● Instructions to follow
In how many lines of the entries below does "payments" appear? Give only the number.

------ Records for the exercise ------

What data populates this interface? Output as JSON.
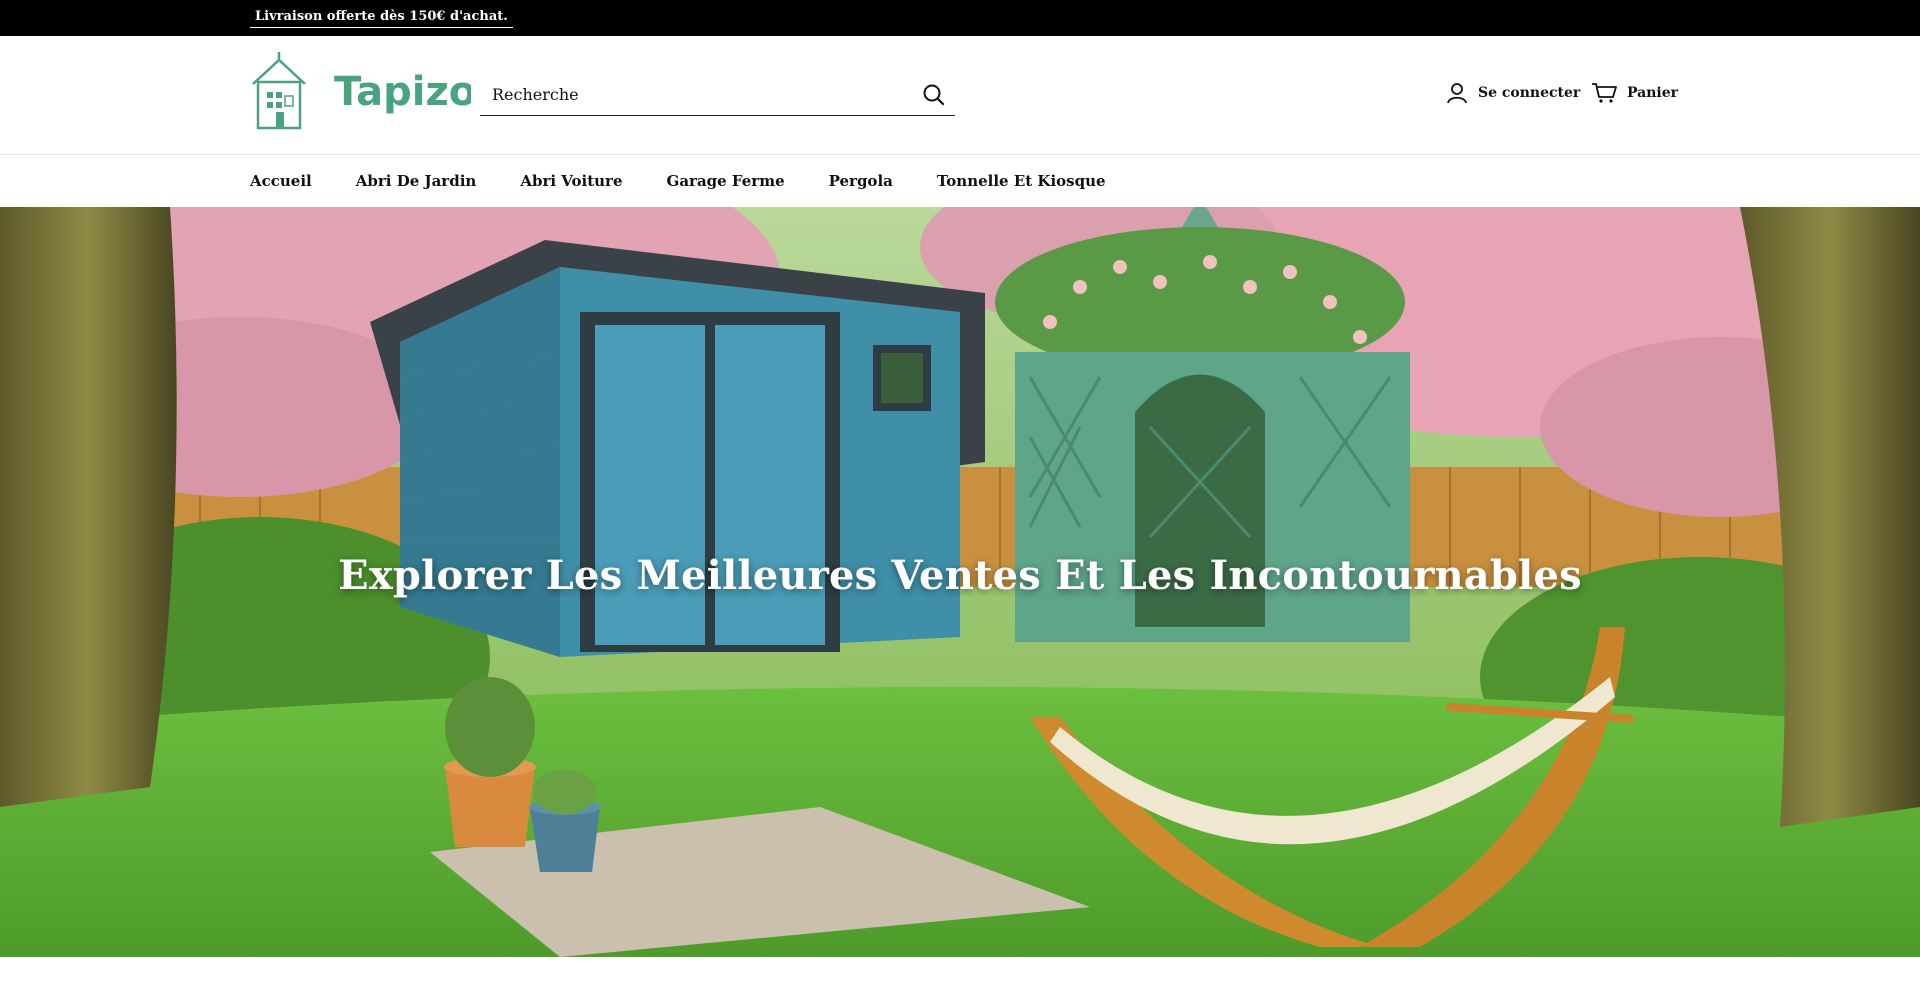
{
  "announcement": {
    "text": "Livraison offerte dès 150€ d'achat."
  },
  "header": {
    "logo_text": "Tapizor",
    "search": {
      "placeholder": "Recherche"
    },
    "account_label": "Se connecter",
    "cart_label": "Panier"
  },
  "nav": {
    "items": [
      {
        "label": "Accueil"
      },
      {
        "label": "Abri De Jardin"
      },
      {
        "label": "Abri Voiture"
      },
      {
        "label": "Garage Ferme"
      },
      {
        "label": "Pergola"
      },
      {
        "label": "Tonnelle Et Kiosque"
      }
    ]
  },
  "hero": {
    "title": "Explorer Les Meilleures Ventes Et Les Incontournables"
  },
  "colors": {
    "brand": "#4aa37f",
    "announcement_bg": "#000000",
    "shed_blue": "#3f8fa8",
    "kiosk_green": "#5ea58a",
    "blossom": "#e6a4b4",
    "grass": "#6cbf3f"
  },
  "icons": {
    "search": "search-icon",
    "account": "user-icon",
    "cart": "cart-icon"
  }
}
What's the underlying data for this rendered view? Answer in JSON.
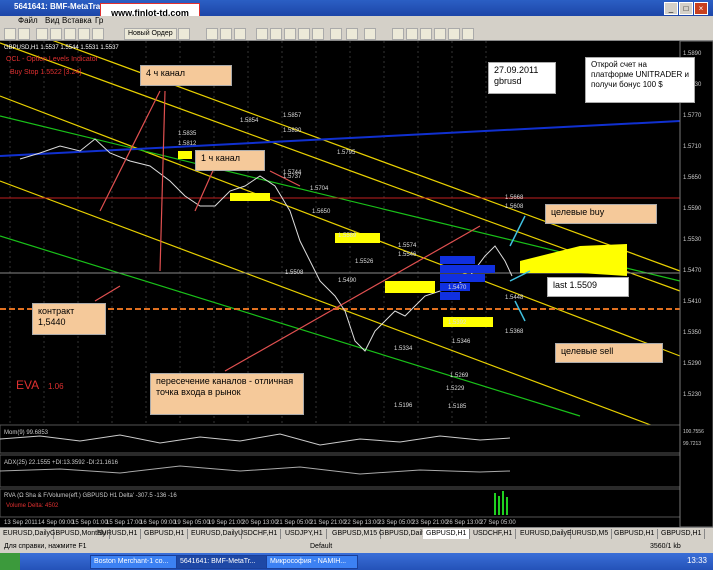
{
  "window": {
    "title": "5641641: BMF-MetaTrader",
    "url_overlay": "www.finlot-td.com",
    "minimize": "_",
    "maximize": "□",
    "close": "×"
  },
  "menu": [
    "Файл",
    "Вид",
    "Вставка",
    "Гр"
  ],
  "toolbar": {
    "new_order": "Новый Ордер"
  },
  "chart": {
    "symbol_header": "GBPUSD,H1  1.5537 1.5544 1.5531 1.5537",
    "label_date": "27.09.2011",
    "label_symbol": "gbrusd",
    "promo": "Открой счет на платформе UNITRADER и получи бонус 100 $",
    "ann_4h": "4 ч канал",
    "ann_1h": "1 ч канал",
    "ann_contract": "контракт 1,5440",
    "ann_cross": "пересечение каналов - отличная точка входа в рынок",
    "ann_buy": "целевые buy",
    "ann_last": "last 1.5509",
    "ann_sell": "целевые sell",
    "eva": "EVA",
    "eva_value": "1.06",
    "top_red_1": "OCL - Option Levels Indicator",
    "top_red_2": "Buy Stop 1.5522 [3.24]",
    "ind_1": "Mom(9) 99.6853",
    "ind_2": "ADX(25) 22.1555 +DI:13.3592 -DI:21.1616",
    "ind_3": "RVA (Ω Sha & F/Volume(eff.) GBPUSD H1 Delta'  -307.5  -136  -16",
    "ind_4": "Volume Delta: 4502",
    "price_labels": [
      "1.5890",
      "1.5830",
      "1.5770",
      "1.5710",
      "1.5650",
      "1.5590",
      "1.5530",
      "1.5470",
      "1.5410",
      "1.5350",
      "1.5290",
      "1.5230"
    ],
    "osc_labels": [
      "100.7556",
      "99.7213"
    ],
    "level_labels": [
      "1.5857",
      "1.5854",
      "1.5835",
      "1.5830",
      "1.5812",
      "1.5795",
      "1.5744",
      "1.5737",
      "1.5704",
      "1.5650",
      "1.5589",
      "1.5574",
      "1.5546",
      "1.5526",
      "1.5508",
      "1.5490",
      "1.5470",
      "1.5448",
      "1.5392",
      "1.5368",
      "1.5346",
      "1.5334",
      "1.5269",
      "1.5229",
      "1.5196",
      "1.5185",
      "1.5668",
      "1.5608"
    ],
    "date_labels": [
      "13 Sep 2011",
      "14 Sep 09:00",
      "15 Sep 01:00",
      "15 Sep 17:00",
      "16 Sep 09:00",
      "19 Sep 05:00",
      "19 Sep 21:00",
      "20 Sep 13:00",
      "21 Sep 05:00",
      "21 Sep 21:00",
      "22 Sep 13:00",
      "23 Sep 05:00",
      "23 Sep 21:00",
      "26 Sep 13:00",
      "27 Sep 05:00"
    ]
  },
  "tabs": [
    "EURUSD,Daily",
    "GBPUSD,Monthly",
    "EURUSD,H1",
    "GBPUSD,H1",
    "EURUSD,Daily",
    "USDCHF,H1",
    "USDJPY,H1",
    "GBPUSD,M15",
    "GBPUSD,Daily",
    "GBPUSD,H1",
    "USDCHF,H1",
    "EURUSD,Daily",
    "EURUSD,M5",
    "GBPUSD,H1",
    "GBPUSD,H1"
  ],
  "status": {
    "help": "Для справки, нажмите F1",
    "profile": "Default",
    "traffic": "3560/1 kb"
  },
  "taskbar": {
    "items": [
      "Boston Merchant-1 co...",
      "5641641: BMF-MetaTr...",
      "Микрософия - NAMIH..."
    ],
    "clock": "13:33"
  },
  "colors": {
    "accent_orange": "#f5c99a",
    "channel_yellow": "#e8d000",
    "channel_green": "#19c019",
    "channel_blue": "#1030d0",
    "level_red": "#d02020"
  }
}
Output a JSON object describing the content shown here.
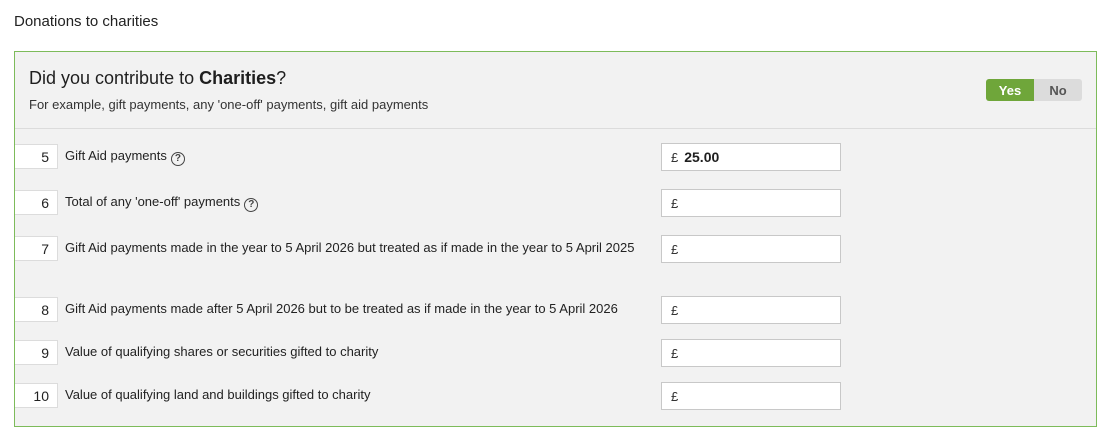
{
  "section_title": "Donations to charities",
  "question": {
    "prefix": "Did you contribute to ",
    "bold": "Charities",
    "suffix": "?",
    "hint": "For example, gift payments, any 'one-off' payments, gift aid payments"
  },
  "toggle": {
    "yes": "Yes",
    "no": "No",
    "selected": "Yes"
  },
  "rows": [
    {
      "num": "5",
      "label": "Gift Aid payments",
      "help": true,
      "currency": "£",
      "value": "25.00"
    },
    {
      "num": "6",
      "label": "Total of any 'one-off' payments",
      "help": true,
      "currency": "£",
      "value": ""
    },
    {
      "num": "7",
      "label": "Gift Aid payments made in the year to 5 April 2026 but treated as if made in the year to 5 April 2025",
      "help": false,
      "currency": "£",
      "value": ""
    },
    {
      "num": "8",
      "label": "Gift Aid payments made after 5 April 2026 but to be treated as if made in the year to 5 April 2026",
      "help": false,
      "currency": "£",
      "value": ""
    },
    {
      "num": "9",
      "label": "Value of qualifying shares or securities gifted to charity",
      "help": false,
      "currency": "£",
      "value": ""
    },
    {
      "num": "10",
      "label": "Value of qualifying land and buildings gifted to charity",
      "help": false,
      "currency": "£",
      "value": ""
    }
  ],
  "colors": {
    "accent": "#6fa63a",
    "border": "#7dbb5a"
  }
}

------

● Answer box
5